Data
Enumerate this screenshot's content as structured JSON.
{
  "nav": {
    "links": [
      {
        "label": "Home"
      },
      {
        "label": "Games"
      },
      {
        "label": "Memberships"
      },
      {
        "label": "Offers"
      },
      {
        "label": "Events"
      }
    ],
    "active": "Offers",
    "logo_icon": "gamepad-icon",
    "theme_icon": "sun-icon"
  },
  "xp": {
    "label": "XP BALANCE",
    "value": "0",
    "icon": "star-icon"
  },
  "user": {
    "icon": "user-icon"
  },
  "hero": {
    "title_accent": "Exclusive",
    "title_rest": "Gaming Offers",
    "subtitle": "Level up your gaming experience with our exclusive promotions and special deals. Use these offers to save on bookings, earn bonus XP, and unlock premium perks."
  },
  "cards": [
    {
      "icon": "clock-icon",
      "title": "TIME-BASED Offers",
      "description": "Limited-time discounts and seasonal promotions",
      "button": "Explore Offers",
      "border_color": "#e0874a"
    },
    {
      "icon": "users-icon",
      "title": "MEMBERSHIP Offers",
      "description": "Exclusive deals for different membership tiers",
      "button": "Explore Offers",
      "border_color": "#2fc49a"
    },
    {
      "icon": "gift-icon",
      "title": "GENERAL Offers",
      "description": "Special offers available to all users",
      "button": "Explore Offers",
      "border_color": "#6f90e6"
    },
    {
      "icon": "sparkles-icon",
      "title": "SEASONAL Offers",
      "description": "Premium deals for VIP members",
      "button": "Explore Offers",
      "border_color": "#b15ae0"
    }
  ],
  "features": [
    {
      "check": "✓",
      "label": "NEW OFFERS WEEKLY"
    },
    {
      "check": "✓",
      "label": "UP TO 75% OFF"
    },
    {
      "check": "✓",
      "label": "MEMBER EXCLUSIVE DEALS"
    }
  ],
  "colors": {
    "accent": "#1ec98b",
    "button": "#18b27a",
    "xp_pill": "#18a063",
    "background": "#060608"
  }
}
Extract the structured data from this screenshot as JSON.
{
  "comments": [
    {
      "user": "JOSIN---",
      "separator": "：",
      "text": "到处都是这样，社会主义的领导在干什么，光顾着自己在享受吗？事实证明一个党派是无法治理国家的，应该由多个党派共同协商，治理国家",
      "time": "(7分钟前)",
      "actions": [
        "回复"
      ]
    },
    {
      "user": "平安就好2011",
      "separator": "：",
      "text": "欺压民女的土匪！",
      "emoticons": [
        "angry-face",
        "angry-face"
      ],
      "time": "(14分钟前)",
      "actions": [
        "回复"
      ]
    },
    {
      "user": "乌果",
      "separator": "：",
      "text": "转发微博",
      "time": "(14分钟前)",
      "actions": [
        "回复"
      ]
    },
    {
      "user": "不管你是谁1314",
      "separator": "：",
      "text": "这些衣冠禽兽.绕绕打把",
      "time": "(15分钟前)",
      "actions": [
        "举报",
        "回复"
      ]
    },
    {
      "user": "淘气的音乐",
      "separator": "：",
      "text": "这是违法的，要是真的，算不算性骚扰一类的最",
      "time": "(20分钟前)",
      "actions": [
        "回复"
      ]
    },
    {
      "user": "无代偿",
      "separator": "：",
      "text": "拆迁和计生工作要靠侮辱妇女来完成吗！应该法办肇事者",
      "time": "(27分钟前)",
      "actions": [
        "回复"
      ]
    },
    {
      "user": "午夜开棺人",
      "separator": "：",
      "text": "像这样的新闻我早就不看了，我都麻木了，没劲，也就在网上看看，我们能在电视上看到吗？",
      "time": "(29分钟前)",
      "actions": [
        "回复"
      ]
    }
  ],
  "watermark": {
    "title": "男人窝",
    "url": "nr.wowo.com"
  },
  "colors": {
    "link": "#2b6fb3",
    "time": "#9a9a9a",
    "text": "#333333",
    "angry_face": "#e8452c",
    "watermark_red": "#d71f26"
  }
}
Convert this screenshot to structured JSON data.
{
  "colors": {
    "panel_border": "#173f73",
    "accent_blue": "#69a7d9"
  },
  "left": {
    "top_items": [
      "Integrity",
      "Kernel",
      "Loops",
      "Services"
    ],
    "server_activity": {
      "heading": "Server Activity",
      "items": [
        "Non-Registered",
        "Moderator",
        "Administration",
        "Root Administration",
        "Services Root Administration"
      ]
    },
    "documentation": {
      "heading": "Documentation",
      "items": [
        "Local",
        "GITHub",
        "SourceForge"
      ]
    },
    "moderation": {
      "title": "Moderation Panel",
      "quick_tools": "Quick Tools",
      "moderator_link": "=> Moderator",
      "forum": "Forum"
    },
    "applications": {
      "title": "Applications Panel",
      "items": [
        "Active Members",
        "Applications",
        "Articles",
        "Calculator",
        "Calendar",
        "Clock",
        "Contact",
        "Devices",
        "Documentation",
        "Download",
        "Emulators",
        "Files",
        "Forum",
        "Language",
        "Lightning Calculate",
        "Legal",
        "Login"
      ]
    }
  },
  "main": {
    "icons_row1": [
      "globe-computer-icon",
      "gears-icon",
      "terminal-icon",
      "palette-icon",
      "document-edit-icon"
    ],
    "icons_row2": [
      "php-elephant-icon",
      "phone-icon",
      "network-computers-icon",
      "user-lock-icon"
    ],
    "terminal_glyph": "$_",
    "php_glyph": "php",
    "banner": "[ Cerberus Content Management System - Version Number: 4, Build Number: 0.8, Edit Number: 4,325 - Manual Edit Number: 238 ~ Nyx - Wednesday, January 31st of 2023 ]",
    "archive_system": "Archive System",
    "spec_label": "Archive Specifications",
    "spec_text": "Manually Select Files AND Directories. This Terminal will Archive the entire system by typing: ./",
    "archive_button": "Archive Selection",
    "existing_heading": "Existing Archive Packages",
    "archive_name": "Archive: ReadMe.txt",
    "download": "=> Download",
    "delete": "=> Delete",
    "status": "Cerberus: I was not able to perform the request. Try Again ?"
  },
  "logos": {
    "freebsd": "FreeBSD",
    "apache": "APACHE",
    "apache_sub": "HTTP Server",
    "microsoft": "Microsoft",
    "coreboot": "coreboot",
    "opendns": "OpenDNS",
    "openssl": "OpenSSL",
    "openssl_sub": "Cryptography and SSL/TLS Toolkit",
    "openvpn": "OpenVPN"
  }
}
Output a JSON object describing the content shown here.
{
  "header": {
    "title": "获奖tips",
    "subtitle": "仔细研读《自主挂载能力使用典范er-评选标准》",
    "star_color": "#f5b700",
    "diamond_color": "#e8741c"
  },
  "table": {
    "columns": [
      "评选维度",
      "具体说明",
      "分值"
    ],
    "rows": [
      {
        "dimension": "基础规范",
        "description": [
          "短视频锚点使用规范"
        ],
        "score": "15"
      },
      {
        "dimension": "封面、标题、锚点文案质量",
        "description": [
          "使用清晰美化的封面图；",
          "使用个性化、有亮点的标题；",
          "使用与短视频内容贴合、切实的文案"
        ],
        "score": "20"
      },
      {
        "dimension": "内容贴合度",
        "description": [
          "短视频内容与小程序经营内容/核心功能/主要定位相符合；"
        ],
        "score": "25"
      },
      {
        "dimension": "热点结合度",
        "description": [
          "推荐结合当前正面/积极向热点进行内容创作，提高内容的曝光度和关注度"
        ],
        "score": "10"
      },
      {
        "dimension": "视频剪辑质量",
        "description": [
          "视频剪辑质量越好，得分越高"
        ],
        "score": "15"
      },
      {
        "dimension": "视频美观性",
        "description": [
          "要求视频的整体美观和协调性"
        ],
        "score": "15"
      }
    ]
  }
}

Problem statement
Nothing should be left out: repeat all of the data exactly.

Response below
Enumerate this screenshot's content as structured JSON.
{
  "nav": {
    "links": [
      {
        "label": "Home"
      },
      {
        "label": "Games"
      },
      {
        "label": "Memberships"
      },
      {
        "label": "Offers"
      },
      {
        "label": "Events"
      }
    ],
    "active": "Offers",
    "logo_icon": "gamepad-icon",
    "theme_icon": "sun-icon"
  },
  "xp": {
    "label": "XP BALANCE",
    "value": "0",
    "icon": "star-icon"
  },
  "user": {
    "icon": "user-icon"
  },
  "hero": {
    "title_accent": "Exclusive",
    "title_rest": "Gaming Offers",
    "subtitle": "Level up your gaming experience with our exclusive promotions and special deals. Use these offers to save on bookings, earn bonus XP, and unlock premium perks."
  },
  "cards": [
    {
      "icon": "clock-icon",
      "title": "TIME-BASED Offers",
      "description": "Limited-time discounts and seasonal promotions",
      "button": "Explore Offers",
      "border_color": "#e0874a"
    },
    {
      "icon": "users-icon",
      "title": "MEMBERSHIP Offers",
      "description": "Exclusive deals for different membership tiers",
      "button": "Explore Offers",
      "border_color": "#2fc49a"
    },
    {
      "icon": "gift-icon",
      "title": "GENERAL Offers",
      "description": "Special offers available to all users",
      "button": "Explore Offers",
      "border_color": "#6f90e6"
    },
    {
      "icon": "sparkles-icon",
      "title": "SEASONAL Offers",
      "description": "Premium deals for VIP members",
      "button": "Explore Offers",
      "border_color": "#b15ae0"
    }
  ],
  "features": [
    {
      "check": "✓",
      "label": "NEW OFFERS WEEKLY"
    },
    {
      "check": "✓",
      "label": "UP TO 75% OFF"
    },
    {
      "check": "✓",
      "label": "MEMBER EXCLUSIVE DEALS"
    }
  ],
  "colors": {
    "accent": "#1ec98b",
    "button": "#18b27a",
    "xp_pill": "#18a063",
    "background": "#060608"
  }
}
Extract the structured data from this screenshot as JSON.
{
  "comments": [
    {
      "user": "JOSIN---",
      "separator": "：",
      "text": "到处都是这样，社会主义的领导在干什么，光顾着自己在享受吗？事实证明一个党派是无法治理国家的，应该由多个党派共同协商，治理国家",
      "time": "(7分钟前)",
      "actions": [
        "回复"
      ]
    },
    {
      "user": "平安就好2011",
      "separator": "：",
      "text": "欺压民女的土匪！",
      "emoticons": [
        "angry-face",
        "angry-face"
      ],
      "time": "(14分钟前)",
      "actions": [
        "回复"
      ]
    },
    {
      "user": "乌果",
      "separator": "：",
      "text": "转发微博",
      "time": "(14分钟前)",
      "actions": [
        "回复"
      ]
    },
    {
      "user": "不管你是谁1314",
      "separator": "：",
      "text": "这些衣冠禽兽.绕绕打把",
      "time": "(15分钟前)",
      "actions": [
        "举报",
        "回复"
      ]
    },
    {
      "user": "淘气的音乐",
      "separator": "：",
      "text": "这是违法的，要是真的，算不算性骚扰一类的最",
      "time": "(20分钟前)",
      "actions": [
        "回复"
      ]
    },
    {
      "user": "无代偿",
      "separator": "：",
      "text": "拆迁和计生工作要靠侮辱妇女来完成吗！应该法办肇事者",
      "time": "(27分钟前)",
      "actions": [
        "回复"
      ]
    },
    {
      "user": "午夜开棺人",
      "separator": "：",
      "text": "像这样的新闻我早就不看了，我都麻木了，没劲，也就在网上看看，我们能在电视上看到吗？",
      "time": "(29分钟前)",
      "actions": [
        "回复"
      ]
    }
  ],
  "watermark": {
    "title": "男人窝",
    "url": "nr.wowo.com"
  },
  "colors": {
    "link": "#2b6fb3",
    "time": "#9a9a9a",
    "text": "#333333",
    "angry_face": "#e8452c",
    "watermark_red": "#d71f26"
  }
}
Convert this screenshot to structured JSON data.
{
  "colors": {
    "panel_border": "#173f73",
    "accent_blue": "#69a7d9"
  },
  "left": {
    "top_items": [
      "Integrity",
      "Kernel",
      "Loops",
      "Services"
    ],
    "server_activity": {
      "heading": "Server Activity",
      "items": [
        "Non-Registered",
        "Moderator",
        "Administration",
        "Root Administration",
        "Services Root Administration"
      ]
    },
    "documentation": {
      "heading": "Documentation",
      "items": [
        "Local",
        "GITHub",
        "SourceForge"
      ]
    },
    "moderation": {
      "title": "Moderation Panel",
      "quick_tools": "Quick Tools",
      "moderator_link": "=> Moderator",
      "forum": "Forum"
    },
    "applications": {
      "title": "Applications Panel",
      "items": [
        "Active Members",
        "Applications",
        "Articles",
        "Calculator",
        "Calendar",
        "Clock",
        "Contact",
        "Devices",
        "Documentation",
        "Download",
        "Emulators",
        "Files",
        "Forum",
        "Language",
        "Lightning Calculate",
        "Legal",
        "Login"
      ]
    }
  },
  "main": {
    "icons_row1": [
      "globe-computer-icon",
      "gears-icon",
      "terminal-icon",
      "palette-icon",
      "document-edit-icon"
    ],
    "icons_row2": [
      "php-elephant-icon",
      "phone-icon",
      "network-computers-icon",
      "user-lock-icon"
    ],
    "terminal_glyph": "$_",
    "php_glyph": "php",
    "banner": "[ Cerberus Content Management System - Version Number: 4, Build Number: 0.8, Edit Number: 4,325 - Manual Edit Number: 238 ~ Nyx - Wednesday, January 31st of 2023 ]",
    "archive_system": "Archive System",
    "spec_label": "Archive Specifications",
    "spec_text": "Manually Select Files AND Directories. This Terminal will Archive the entire system by typing: ./",
    "archive_button": "Archive Selection",
    "existing_heading": "Existing Archive Packages",
    "archive_name": "Archive: ReadMe.txt",
    "download": "=> Download",
    "delete": "=> Delete",
    "status": "Cerberus: I was not able to perform the request. Try Again ?"
  },
  "logos": {
    "freebsd": "FreeBSD",
    "apache": "APACHE",
    "apache_sub": "HTTP Server",
    "microsoft": "Microsoft",
    "coreboot": "coreboot",
    "opendns": "OpenDNS",
    "openssl": "OpenSSL",
    "openssl_sub": "Cryptography and SSL/TLS Toolkit",
    "openvpn": "OpenVPN"
  }
}
Output a JSON object describing the content shown here.
{
  "header": {
    "title": "获奖tips",
    "subtitle": "仔细研读《自主挂载能力使用典范er-评选标准》",
    "star_color": "#f5b700",
    "diamond_color": "#e8741c"
  },
  "table": {
    "columns": [
      "评选维度",
      "具体说明",
      "分值"
    ],
    "rows": [
      {
        "dimension": "基础规范",
        "description": [
          "短视频锚点使用规范"
        ],
        "score": "15"
      },
      {
        "dimension": "封面、标题、锚点文案质量",
        "description": [
          "使用清晰美化的封面图；",
          "使用个性化、有亮点的标题；",
          "使用与短视频内容贴合、切实的文案"
        ],
        "score": "20"
      },
      {
        "dimension": "内容贴合度",
        "description": [
          "短视频内容与小程序经营内容/核心功能/主要定位相符合；"
        ],
        "score": "25"
      },
      {
        "dimension": "热点结合度",
        "description": [
          "推荐结合当前正面/积极向热点进行内容创作，提高内容的曝光度和关注度"
        ],
        "score": "10"
      },
      {
        "dimension": "视频剪辑质量",
        "description": [
          "视频剪辑质量越好，得分越高"
        ],
        "score": "15"
      },
      {
        "dimension": "视频美观性",
        "description": [
          "要求视频的整体美观和协调性"
        ],
        "score": "15"
      }
    ]
  }
}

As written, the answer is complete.